* EXERCISE REQUIREMENTS:
If a line below contains "image", count it; then state how many such lines there are, and nothing else.

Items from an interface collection
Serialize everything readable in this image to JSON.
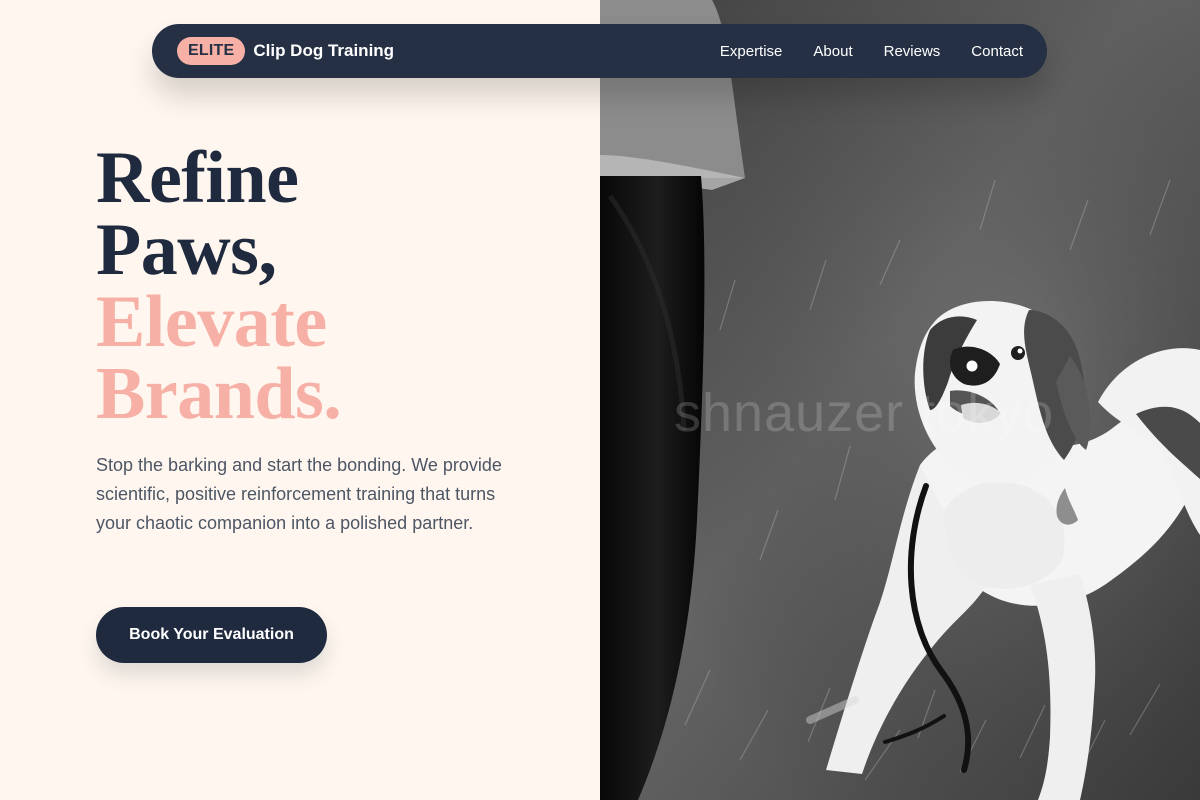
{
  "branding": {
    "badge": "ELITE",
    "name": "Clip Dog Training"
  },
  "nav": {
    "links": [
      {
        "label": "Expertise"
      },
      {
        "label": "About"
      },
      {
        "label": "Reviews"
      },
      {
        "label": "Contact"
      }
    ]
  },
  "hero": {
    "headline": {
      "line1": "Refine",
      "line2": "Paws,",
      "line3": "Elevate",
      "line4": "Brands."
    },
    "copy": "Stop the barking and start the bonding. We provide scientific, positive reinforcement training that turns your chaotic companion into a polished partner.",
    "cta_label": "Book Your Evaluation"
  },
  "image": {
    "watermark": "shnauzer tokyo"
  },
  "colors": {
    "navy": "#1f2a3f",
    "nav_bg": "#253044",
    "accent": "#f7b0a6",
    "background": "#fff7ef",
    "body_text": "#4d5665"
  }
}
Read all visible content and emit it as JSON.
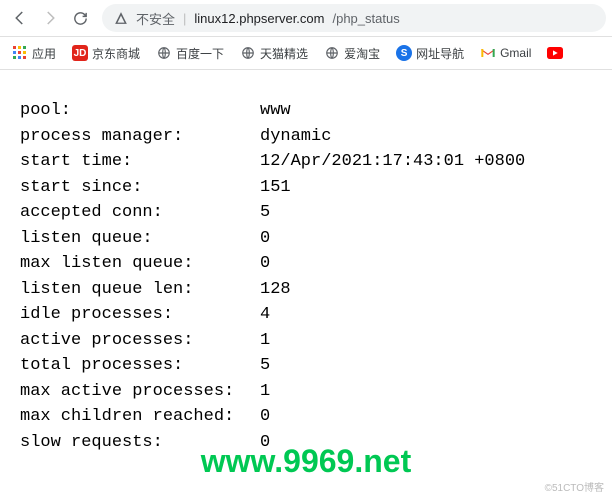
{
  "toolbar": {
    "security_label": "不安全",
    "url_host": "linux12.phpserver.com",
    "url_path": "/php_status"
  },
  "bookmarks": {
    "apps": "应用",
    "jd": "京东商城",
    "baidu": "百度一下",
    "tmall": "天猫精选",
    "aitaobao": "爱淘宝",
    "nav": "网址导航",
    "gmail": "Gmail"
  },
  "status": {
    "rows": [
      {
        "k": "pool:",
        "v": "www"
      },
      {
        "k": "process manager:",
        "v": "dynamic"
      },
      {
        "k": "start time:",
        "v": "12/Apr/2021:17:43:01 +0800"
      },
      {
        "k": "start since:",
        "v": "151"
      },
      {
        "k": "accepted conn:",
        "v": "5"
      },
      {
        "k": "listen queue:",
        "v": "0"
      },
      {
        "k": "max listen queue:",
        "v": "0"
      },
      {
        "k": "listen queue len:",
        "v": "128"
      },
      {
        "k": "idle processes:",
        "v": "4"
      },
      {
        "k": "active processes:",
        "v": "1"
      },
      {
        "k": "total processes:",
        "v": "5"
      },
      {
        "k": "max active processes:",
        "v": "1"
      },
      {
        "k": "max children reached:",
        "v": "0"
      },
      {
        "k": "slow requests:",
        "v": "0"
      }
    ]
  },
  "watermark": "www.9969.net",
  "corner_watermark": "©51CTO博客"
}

* YOUR RESPONSE:
2